A landowner typically supermarkets, hospitals, retail shopping centres - creates a car park or uses the one already there - they will set out restrictions generally in a sign displayed on the land which you agree to abide by when you park on that property. By choosing to park on the land it may be implied that you agree to these conditions, especially if the notice is clear and prominently displayed and you are hence entering into a deal with the business running the car park.

More often than not, such restrictions will include a set time limit, an obligation to pay and display or a no-return policy. The terms and conditions of the car park should be displayed plainly and concisely on signs as you enter the car park and at further points across the location, along with info about parking charges and any consequent charges which could be incurred for failing to comply. If you collect a parking charge notice you should check that these terms are accurately displayed at the car park in question. If you discover they aren't, you may desire to write to the business to appeal the charge.

The major difference concerning an official penalty charge issued by the establishment and a parking charge issued by a private business is that there is nothing in criminal law to support a penalty or fine for parking on private land. For that reason they should not be described as penalties or fines, although many parking operators will label their notices a Parking Charge Notice, which handily also abbreviates to PCN (what a coincidence!).

In issuing a Parking Charge Notice, the parking operator is relying on the law of contract to make a claim for compensation. The total they ask for is to compensate for you breaching the contract you created when you parked on the land in question. According to the CAB, this cost should be realistic and in line with the loss suffered by the company, even though excessive charges are common. This isn't a criminal matter despite any impression given to the contrary by the operator.

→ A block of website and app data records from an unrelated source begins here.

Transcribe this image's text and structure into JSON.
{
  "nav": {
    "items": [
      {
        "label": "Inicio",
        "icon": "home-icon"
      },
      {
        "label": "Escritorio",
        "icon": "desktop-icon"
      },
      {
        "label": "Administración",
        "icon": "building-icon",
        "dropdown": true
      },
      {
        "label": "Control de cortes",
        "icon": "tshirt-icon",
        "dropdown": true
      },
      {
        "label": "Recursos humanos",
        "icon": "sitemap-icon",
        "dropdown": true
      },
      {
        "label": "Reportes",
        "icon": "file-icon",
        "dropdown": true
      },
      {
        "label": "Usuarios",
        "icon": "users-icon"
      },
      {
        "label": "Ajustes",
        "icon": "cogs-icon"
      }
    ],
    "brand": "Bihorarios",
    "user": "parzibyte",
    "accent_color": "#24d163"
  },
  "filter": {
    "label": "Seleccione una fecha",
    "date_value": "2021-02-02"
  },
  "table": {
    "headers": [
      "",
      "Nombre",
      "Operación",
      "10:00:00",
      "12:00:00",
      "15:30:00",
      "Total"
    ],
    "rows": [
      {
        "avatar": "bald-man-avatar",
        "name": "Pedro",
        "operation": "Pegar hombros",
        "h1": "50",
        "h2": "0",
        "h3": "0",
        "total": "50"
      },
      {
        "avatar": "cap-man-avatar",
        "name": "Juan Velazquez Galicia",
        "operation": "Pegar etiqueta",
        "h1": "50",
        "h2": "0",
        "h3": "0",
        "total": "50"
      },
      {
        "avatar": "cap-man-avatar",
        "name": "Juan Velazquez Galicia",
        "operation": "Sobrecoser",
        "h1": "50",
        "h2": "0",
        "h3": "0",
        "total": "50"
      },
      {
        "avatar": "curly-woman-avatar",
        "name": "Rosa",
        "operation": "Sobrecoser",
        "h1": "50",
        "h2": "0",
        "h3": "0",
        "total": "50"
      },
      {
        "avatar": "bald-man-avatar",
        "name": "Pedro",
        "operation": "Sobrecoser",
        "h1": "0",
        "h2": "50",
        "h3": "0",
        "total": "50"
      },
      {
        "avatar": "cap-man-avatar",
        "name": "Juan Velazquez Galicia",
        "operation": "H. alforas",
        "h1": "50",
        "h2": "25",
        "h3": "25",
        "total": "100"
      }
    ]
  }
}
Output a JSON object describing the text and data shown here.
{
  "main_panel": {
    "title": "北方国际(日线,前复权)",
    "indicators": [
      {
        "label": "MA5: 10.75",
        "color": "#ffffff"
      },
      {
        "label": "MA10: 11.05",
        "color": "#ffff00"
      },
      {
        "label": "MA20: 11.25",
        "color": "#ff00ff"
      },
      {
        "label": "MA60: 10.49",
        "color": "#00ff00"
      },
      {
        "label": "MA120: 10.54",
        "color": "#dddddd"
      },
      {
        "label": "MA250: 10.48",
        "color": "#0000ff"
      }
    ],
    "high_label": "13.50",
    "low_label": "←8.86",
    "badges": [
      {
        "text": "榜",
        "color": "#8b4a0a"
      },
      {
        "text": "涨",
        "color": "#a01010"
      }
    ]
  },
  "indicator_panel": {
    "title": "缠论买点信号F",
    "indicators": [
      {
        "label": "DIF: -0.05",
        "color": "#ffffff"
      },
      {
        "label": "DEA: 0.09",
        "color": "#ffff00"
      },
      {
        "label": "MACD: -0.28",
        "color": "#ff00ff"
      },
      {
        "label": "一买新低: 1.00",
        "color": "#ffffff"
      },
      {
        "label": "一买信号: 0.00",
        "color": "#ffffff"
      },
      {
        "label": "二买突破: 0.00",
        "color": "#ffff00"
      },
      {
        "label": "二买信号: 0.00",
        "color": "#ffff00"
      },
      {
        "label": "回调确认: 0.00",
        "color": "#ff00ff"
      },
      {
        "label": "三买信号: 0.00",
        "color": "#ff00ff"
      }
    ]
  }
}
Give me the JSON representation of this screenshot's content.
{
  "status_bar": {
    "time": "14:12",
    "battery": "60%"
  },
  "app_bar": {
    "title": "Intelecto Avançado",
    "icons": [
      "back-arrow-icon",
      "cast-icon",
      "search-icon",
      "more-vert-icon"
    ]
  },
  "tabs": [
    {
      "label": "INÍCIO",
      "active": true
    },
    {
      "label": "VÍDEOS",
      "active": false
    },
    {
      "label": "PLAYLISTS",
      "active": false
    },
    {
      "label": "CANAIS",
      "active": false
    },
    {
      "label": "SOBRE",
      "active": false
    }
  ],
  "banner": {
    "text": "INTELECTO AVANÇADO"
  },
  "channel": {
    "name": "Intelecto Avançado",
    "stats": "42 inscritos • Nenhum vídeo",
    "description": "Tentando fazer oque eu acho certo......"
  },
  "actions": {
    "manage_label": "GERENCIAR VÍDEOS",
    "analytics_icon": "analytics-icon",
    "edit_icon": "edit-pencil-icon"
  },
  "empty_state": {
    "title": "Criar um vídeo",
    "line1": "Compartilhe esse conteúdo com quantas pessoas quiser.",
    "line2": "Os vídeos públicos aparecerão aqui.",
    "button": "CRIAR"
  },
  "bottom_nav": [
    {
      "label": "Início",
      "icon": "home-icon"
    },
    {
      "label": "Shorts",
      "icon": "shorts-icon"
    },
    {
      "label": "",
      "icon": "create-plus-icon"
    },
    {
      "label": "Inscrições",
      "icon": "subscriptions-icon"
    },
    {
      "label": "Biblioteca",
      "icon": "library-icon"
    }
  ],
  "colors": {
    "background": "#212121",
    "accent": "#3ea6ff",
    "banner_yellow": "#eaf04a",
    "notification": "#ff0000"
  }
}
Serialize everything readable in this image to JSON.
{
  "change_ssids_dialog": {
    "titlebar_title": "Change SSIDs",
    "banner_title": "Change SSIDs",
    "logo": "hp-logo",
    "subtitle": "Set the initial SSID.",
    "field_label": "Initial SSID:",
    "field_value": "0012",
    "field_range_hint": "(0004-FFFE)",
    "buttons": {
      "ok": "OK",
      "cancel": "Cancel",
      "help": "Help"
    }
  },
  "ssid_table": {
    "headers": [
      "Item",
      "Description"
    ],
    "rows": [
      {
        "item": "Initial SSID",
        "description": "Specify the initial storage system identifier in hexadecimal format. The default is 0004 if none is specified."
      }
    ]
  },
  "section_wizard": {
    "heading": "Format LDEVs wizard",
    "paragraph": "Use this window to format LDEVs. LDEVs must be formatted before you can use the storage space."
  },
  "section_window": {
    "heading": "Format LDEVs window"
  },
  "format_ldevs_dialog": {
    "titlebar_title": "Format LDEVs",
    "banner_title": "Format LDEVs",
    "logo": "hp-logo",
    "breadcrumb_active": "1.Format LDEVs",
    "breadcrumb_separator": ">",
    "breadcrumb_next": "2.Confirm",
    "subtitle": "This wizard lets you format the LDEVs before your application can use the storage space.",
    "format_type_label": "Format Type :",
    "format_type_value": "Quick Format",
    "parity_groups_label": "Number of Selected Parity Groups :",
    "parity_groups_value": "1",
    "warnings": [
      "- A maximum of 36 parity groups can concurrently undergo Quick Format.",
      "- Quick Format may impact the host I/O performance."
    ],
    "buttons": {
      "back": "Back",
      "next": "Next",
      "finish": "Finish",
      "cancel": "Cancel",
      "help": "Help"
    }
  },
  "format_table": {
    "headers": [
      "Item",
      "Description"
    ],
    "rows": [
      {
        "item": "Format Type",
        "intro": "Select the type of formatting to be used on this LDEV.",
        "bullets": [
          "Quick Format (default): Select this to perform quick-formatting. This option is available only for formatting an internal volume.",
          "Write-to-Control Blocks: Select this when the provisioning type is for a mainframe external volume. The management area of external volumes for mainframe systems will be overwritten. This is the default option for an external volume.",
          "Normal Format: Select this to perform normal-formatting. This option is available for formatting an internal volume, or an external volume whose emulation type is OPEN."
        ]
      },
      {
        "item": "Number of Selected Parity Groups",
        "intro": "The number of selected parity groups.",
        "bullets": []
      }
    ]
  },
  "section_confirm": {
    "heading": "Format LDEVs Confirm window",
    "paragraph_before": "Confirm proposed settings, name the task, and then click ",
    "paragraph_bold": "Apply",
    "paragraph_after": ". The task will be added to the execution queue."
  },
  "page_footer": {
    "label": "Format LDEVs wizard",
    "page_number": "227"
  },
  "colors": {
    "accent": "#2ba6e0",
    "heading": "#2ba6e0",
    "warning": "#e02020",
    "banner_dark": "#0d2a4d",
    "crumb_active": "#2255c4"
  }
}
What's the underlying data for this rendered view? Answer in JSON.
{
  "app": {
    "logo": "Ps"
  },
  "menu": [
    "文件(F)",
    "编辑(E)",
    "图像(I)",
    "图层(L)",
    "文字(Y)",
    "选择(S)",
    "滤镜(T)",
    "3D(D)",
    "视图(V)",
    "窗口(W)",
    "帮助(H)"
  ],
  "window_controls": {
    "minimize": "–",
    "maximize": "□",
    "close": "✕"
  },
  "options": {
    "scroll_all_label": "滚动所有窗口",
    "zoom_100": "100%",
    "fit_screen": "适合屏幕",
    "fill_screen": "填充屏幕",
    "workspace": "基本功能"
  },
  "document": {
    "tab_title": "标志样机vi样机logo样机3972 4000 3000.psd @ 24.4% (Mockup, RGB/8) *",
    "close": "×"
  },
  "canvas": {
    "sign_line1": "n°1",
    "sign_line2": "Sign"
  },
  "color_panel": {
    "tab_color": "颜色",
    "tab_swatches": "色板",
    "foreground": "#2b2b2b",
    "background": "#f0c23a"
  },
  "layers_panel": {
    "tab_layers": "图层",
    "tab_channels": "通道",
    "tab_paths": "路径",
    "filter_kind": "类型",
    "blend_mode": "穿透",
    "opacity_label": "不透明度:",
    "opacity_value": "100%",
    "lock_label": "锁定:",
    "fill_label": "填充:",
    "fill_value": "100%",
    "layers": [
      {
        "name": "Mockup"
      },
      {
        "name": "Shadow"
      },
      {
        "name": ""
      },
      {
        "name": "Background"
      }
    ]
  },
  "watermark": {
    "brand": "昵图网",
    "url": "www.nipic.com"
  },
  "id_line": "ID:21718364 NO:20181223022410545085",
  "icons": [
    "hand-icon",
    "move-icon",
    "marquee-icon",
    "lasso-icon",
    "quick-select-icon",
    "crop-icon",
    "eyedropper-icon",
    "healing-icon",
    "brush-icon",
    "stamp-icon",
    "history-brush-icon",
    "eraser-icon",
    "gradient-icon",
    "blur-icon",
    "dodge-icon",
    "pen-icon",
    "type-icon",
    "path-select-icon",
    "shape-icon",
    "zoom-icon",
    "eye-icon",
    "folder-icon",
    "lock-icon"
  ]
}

The operator has no right to recover a parking charge from you without first taking you to court, so if you feel there has been an oversight and you shouldn't have been issued a ticket, you may wish to dispute the charge with the parking company as soon as possible. You should ask them to give evidence of their argument against you. If you fail to reach an agreement with them, then, as with all civil matters, it is up to the parking company to confirm their argument in court, but it is advisable to seek advice from the CAB or a solicitor before things get to this phase. Take into account that the parking operator has to prove its case on the balance of probabilities.

It is also vital to note that, as things presently exist, the driver of the vehicle is the only person who can enter into a contract with the property-owner. Thus if you weren't the person driving you may wish to inform the parking company of this straight away. Just because you are the registered keeper of the car, you are under no legal obligation to supply the parking operator with any further information, as you would be with the police. In particular you do not have to identify the driver or supply his or her name and address.

Indeed if you are positive that you have not parked in contravention of the rules of the car park, you do not have to contact the parking company if you do not wish to do so as the obligation is on the parking company to bear out its case. However you should let them know that you contest the notice as if not, you can be expecting a sequence of letters from the company itself, debt collectors and solicitors, all warning of court action. However, the reality is that extremely few cases ever reach court because of the difficulties the private company has in proving its case. As a result, the letters usually stop. Even if a case does reach court, the company may have trouble convincing a judge that the charge is just.

The bottom line is it is going to be very hard for these companies to demonstrate you are a guilty party in this. In 99.99% of cases the best thing to do is rip up the ticket and throw it away. We would recommend not to contact the company (as you are handing them your details) or waste your time and money consulting a solicitor. Most of these companies do not provide proper signage - in other words they are easy to miss when you are busy thinking of all the stuff you want to acquire.